It’s easy to manage your Azure VM in the Azure portal – but what if we wanted to automate certain operations? Imagine the following scenario; you have a powerful VM that performs heavy data analysis at the end of every week. It makes little sense to keep this VM running during the week when it’s simply not performing any work. No one wants to pay for that!

Would it not be wonderful if we could keep the VM suspended until we actually need it? Surely you could head to the Azure portal and start/stop this VM every weekend, but hey – there’s a better way!

Go ahead and install the Azure PowerShell modules through the Microsoft Web Platform Installer:

Once you got it on your machine, search for Azure PowerShell and fire it up! If you’d like to get a list of all the Azure cmdlets available to you – type the following command and hit enter:

help azure


In order to start using these cmdlets we need to get our Azure subscription information imported. There are multiple ways that you can do this, but a neat approach is to simply import an Azure publish settings file.

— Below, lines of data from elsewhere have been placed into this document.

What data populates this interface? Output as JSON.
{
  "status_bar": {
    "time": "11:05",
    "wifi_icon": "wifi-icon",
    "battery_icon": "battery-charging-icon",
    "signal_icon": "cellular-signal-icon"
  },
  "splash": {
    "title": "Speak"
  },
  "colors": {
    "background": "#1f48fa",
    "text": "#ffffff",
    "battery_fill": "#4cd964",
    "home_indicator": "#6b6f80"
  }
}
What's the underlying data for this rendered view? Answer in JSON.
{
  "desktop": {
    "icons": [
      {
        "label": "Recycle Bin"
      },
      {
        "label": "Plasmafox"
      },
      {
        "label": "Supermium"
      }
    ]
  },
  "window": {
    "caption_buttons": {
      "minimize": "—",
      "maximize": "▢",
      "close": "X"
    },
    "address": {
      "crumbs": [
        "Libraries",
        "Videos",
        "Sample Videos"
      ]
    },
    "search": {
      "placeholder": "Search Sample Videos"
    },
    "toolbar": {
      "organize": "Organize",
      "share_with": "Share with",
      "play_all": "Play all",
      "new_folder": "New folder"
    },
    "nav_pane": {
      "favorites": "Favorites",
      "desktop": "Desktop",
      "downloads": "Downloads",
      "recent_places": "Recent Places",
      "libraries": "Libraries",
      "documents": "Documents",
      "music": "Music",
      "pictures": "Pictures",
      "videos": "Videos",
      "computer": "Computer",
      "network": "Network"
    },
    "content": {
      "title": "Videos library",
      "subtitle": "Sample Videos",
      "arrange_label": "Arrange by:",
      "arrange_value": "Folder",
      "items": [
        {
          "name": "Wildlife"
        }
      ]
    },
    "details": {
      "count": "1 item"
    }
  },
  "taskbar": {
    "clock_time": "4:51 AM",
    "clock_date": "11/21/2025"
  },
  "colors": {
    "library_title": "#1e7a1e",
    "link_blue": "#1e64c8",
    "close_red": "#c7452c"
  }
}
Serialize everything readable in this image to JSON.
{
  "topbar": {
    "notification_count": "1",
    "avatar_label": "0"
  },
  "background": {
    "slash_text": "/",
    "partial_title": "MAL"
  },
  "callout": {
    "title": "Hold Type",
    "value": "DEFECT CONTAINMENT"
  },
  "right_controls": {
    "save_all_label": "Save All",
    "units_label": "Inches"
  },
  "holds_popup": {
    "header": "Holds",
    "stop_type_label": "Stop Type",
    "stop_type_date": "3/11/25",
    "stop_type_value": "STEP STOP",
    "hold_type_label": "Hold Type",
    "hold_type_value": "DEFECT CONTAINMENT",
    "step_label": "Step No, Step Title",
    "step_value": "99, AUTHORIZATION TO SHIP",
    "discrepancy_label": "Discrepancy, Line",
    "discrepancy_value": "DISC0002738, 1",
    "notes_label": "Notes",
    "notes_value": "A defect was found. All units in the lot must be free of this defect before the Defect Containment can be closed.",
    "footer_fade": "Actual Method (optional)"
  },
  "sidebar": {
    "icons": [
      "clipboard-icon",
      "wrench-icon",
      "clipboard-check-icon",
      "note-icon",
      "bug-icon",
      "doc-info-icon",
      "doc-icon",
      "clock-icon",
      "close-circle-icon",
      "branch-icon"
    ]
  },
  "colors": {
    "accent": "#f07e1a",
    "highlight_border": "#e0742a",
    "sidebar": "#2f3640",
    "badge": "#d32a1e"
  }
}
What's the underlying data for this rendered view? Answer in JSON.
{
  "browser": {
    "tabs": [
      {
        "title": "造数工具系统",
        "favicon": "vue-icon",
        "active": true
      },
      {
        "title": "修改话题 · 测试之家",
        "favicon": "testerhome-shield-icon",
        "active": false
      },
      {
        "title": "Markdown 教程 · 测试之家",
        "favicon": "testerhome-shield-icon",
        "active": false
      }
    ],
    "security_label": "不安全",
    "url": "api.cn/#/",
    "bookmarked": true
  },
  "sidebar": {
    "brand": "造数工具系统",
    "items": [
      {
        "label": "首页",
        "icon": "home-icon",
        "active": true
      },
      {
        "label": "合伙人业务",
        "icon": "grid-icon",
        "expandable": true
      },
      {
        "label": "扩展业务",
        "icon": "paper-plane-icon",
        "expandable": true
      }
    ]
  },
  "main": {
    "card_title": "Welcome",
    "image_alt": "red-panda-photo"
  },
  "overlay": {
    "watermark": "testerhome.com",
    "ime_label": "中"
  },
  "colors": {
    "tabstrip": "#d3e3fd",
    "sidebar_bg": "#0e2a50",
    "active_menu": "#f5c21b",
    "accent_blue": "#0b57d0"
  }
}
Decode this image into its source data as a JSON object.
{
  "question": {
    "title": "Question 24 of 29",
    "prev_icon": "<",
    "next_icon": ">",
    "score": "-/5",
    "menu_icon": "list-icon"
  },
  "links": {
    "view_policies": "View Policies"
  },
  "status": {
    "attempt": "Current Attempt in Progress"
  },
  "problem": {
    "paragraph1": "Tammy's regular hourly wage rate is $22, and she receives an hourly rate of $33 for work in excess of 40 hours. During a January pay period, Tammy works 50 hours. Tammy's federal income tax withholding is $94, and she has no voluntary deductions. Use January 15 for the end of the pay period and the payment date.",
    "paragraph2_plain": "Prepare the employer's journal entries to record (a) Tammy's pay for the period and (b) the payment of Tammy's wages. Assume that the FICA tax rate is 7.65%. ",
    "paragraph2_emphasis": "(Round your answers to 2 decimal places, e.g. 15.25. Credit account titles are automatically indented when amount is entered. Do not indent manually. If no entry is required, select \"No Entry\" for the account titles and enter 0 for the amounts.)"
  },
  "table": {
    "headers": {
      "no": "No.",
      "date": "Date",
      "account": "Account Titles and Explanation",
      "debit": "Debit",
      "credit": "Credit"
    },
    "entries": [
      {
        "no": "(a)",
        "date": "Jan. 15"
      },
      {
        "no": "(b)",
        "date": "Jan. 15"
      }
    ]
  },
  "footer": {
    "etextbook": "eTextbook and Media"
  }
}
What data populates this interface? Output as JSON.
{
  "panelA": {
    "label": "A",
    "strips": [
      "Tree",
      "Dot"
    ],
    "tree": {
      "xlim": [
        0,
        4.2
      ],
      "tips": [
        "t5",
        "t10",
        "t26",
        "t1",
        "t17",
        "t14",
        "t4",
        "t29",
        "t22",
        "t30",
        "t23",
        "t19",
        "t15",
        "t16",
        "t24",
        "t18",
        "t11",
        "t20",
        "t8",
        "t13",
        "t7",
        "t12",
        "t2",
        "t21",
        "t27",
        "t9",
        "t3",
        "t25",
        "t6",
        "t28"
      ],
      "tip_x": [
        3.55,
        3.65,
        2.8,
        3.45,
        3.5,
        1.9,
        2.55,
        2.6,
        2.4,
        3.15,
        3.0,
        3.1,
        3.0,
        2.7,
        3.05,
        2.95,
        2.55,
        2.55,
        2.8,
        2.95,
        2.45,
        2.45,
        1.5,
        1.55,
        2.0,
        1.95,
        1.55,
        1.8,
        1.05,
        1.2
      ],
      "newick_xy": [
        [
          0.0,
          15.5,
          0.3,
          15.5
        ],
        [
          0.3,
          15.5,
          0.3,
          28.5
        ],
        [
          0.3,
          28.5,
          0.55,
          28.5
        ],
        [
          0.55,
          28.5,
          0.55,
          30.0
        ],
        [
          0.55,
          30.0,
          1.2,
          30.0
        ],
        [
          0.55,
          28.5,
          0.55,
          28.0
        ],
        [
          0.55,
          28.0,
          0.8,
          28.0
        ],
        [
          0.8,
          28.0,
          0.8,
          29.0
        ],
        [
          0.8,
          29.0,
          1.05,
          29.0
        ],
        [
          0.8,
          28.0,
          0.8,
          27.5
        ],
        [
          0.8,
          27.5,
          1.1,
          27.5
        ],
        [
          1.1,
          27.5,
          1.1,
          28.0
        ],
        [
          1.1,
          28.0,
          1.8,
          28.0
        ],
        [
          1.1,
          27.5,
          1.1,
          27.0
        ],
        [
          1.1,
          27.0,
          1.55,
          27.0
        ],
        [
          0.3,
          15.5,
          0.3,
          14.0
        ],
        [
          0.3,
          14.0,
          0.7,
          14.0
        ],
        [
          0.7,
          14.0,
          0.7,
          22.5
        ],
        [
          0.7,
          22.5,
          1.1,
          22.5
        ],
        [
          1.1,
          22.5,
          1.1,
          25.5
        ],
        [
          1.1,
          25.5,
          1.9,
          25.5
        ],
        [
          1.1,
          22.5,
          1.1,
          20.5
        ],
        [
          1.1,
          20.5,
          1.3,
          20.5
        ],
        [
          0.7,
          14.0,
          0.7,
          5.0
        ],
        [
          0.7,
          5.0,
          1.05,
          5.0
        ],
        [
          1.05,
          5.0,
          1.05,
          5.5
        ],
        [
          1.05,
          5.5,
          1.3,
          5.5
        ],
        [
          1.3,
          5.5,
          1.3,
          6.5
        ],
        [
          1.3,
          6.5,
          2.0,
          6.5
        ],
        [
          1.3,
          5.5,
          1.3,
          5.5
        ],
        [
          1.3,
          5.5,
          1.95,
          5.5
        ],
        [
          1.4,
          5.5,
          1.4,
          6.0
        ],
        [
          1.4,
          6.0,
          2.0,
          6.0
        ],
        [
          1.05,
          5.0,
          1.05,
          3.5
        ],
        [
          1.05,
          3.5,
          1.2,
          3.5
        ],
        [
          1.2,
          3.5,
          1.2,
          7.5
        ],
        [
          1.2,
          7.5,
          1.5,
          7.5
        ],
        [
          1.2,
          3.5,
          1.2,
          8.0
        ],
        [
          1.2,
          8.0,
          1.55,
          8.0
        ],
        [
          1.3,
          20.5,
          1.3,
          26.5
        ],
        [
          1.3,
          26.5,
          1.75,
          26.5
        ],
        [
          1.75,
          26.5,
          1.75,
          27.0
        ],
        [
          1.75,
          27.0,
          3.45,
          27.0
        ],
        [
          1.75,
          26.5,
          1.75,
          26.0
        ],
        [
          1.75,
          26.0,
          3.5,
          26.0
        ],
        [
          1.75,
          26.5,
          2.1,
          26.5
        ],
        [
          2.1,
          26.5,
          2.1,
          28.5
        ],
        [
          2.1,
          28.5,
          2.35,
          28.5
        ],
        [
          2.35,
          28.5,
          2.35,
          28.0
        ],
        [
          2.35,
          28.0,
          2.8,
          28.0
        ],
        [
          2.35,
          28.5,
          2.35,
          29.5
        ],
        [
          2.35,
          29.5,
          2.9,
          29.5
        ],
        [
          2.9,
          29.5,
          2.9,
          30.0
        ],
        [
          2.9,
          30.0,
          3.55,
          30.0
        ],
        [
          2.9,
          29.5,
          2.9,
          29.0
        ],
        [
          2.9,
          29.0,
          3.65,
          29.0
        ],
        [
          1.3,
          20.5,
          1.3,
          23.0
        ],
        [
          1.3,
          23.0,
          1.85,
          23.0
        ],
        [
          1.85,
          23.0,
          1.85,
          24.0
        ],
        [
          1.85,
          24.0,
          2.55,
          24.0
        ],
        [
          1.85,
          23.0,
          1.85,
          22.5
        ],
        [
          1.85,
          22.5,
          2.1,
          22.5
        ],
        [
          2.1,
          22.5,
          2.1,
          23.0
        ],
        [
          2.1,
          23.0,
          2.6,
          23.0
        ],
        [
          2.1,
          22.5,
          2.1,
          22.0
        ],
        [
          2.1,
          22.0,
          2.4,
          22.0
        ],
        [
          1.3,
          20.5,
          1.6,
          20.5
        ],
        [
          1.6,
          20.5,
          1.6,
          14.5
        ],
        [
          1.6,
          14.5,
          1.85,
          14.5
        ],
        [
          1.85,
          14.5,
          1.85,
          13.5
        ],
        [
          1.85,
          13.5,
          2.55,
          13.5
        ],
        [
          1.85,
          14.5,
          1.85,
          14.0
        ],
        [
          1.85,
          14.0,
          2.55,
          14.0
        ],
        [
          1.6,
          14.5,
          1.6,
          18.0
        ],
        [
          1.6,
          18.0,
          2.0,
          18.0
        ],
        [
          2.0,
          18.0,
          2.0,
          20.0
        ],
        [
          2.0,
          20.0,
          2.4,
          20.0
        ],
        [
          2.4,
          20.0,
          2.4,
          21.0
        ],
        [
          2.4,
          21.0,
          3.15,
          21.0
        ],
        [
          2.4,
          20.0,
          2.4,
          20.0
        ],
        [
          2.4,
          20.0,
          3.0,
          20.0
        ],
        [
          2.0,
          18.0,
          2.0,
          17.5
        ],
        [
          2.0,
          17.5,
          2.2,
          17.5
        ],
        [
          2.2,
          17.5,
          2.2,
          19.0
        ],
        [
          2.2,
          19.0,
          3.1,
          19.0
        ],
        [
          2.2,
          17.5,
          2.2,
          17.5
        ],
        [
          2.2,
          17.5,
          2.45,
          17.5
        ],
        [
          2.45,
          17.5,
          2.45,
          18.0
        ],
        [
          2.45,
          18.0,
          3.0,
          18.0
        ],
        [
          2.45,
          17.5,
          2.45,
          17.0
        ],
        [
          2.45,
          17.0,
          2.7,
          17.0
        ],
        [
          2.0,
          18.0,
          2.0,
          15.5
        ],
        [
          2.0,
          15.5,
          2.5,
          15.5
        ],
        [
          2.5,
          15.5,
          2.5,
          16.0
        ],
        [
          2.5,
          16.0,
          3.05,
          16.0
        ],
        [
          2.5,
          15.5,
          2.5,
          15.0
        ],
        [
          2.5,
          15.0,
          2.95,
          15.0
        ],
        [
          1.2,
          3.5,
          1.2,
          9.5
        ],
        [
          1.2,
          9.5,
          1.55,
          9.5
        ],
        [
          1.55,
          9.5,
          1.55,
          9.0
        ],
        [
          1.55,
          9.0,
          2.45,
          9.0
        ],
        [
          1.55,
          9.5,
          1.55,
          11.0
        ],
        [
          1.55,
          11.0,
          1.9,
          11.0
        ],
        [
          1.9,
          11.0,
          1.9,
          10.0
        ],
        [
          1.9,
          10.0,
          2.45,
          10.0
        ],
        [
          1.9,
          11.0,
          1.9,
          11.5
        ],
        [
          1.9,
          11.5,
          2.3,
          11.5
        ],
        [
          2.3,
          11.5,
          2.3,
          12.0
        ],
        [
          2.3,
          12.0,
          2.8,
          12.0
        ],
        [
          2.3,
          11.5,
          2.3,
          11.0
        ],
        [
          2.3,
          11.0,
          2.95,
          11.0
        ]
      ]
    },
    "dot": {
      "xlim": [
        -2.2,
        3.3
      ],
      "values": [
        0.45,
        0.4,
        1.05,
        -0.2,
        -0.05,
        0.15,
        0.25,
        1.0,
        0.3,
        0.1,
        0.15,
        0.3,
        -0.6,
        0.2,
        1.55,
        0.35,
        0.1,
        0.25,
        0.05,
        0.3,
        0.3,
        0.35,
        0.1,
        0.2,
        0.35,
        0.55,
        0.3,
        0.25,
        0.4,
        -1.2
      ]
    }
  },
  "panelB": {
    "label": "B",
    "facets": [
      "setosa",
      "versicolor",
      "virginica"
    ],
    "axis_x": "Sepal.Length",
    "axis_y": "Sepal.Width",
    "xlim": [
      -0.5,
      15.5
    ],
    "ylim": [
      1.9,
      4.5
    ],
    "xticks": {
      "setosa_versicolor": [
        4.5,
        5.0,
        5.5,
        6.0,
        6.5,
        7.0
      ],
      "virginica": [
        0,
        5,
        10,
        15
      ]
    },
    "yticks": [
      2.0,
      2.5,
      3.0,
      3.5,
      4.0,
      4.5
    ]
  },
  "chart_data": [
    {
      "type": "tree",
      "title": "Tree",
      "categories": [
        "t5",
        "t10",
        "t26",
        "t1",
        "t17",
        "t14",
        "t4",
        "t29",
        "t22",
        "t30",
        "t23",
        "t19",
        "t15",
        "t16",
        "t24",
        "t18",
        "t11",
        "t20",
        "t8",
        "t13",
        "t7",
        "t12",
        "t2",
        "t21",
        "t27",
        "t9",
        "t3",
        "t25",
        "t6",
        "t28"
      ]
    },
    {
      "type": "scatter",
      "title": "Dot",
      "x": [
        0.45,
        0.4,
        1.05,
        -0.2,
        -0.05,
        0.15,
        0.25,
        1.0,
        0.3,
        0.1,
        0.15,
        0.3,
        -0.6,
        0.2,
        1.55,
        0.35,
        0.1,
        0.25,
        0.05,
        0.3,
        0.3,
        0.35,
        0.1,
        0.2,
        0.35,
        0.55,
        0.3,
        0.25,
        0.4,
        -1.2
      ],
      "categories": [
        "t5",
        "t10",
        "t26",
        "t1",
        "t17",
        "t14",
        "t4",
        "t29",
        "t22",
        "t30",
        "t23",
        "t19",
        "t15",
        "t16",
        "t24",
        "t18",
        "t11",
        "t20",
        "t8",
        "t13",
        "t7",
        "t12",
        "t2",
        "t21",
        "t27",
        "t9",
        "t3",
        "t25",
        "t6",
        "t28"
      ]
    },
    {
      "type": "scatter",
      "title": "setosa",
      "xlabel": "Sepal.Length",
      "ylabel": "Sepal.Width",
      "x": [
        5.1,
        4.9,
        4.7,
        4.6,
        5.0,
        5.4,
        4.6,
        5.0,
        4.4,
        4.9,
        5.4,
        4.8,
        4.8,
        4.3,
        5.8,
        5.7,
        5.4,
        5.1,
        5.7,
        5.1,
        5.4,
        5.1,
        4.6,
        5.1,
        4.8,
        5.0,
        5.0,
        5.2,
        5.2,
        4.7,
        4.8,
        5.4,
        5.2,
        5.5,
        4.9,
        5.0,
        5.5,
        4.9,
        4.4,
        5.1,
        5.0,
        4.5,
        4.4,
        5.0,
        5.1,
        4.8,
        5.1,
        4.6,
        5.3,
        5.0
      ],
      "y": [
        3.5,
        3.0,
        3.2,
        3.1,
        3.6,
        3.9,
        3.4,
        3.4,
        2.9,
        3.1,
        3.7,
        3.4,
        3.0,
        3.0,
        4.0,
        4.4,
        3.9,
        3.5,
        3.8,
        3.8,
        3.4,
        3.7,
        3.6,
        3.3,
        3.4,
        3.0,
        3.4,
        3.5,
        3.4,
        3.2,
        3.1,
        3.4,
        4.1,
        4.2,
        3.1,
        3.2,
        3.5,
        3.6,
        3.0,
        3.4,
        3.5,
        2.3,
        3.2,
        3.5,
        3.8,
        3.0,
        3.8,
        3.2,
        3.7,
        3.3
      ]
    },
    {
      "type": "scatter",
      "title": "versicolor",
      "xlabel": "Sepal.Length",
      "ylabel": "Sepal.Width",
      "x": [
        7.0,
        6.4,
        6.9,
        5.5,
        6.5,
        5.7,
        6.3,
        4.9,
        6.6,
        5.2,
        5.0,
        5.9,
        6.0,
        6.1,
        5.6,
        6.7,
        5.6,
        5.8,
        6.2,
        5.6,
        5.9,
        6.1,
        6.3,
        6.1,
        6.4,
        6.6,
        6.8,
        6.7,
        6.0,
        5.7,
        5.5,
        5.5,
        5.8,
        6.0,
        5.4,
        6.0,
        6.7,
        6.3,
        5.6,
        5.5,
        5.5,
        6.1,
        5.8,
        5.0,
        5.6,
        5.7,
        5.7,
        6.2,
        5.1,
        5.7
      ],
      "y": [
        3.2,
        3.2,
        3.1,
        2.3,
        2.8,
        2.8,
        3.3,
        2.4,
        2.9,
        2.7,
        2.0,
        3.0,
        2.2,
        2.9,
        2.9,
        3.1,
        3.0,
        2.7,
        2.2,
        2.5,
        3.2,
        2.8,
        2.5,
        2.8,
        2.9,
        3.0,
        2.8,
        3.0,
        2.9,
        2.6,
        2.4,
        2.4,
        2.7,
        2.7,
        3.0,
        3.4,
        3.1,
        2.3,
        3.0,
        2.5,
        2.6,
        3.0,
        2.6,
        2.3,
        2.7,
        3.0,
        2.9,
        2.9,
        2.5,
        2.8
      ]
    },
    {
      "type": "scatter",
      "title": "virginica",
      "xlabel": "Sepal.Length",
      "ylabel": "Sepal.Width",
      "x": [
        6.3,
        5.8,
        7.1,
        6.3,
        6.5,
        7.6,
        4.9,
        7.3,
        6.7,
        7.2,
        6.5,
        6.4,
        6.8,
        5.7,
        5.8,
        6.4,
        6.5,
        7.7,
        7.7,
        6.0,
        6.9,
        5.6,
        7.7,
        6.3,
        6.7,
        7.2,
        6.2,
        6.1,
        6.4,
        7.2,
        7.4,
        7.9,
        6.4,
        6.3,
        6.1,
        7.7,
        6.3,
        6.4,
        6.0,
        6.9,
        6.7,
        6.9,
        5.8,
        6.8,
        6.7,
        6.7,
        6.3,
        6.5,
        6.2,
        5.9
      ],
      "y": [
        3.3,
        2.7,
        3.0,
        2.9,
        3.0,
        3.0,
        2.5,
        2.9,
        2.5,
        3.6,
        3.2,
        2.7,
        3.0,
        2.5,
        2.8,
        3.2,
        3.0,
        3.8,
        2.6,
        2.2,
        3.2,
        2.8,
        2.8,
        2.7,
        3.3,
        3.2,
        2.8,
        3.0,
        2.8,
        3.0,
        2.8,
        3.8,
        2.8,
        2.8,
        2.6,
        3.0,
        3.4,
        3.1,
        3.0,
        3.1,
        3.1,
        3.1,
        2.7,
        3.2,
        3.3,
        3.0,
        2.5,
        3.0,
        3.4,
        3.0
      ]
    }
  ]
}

You can download this file by using the following command:


This is will open your web browser, let you sign in to Azure and initiate a download of the publish settings file.

Next up, import this file using the following command.

Import-AzurePublishSettingsFile “[LocalPathToFile]“

Replace [LocalPathToFile] with the actual path to the downloaded file. If the import is successful, you’ll be prompted with some basic information about your account. You can also list your Azure subscriptions with the following command:


Make sure that the resource (the VM in this case) is located at the subscription that you’re using.

Let’s go ahead and start a stopped VM. Make sure to locate the name of your VM and the service name (of the Azure service on which the VM is located). In my case down below it’s pstestvm for both of the parameters.


To launch the operation, use the following command.

Start-AzureVM [Name] [ServiceName]

Obviously, replace [Name] and [ServiceName] with your own parameters. If you’d look in the Azure portal at this point, the VM would notify you that it’s starting.

If the operation is successful, you’ll get an OperationStatus of Succeeded – as below.


It’s just as easy to stop your VM – use this command:

Stop-AzureVM [Name] [ServiceName]

Again, replace [Name] and [ServiceName] with your own parameters. One thing to note with this operation is that your VM will lose its deployment IP – unless you flag it with -StayProvisioned.

In conclusion, there’s a massive amount of operations for you to perform on all of your Azure resources – not just your VMs. Check out the Azure Cmdlet Reference for an overview of what you can do:

Let’s get automating!

-Simon Jäger